Doyle & “The Arabian Nights”

by Peter Adrian Behravesh

The true history of the Nights is difficult to trace. While fragments date back to the ninth century, the oldest complete edition is a fourteenth-century Syrian manuscript. But many of the tales are, in fact, much older, tracing their origin to a Persian precursor, Hezar Afsaneh (“the thousand tales”), which was supposedly composed for the Persian queen Homay. In the early eighth century CE, this collection was translated into Arabic (along with tales from India) as ʿAlf Layla (“the thousand nights”). Then, in Iraq, in the ninth and tenth centuries, Arab tales were added to this Persian/Indian core. Starting in the thirteenth century, more stories were added in Syria and Egypt.

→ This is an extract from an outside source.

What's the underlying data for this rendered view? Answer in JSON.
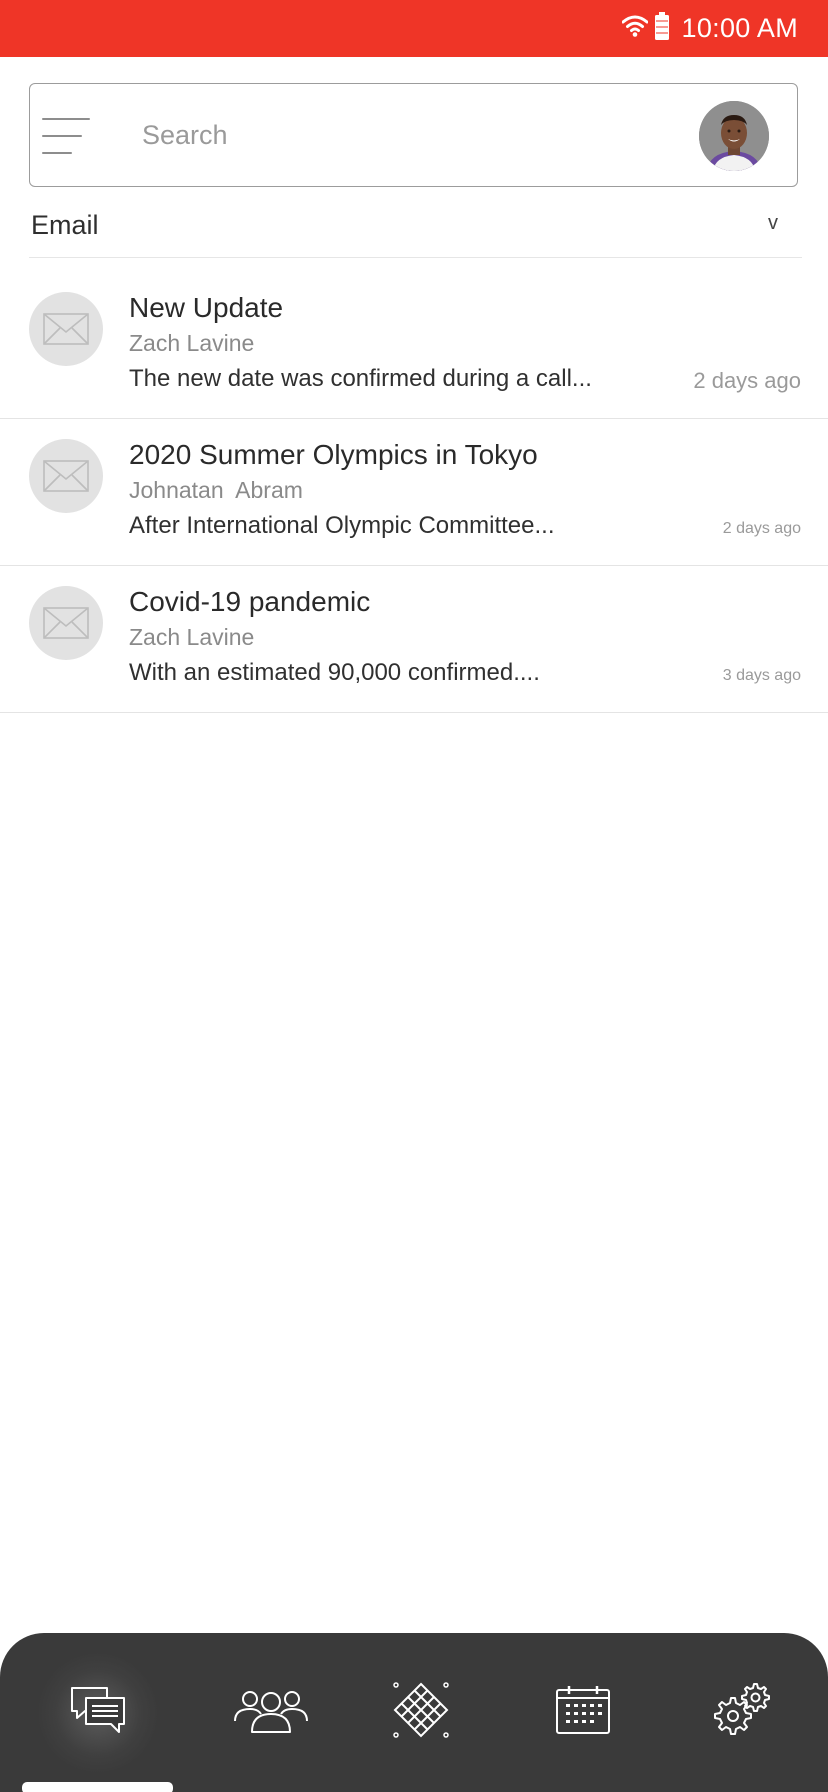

Sadly, in the eighteenth and nineteenth centuries, when these stories were translated into languages like French and English (most notably by Antoine Galland and Richard F. Burton), a layer of Orientalism was added as well. Galland’s French translation introduces some of the most famous tales, such as Aladdin and Ali Baba and the Forty Thieves, which he heard from a Syrian storyteller named Hanna Diyab. No versions of these tales exist in Arabic prior to Galland’s translation. Moreover, Galland worked from a single Arabic manuscript and omitted much of the eroticism and all of the poetry of the original. Despite this, many other European translators based their versions off of Galland’s, rather than the surviving Arabic sources. Whereas Burton’s English translation, while comprehensive (he openly mocked Galland’s version as an “abbreviation and adaptation”), has its own problems, not the least of which are the racism and misogyny it introduces into the text. This translation (published in 1888) is likely the one Doyle was most familiar with, at least by the time “The Terror of Blue John Gap” was published.

Thankfully, modern translators like Husain Haddawy and Yasmine Seale are correcting the record with fresh translations that no longer cater to a Western gaze. With any luck, these translations will encourage a new generation of Nights readers to fall in love with Shahrazad’s many magnificent and magical tales.

Copyright 2022 Peter Adrian Behravesh


Peter Adrian Behravesh is an Iranian-American musician, writer, editor, audio producer, and narrator. For these endeavors, he has won the Miller and British Fantasy Awards, and has been nominated for the Hugo, Ignyte, Stabby, and Aurora Awards. His interactive novel, Heavens' Revolution: A Lion Among the Cypress, is forthcoming from Choice of Games, and his essay, “Pearls from a Dark Cloud: Monsters in Persian Myth,” is forthcoming in The Oxford University Press Handbook of Monsters in Classical Myth. When he isn’t crafting, crooning, or consuming stories, Peter can usually be found hurtling down a mountain, sipping English Breakfast, and sharpening his Farsi.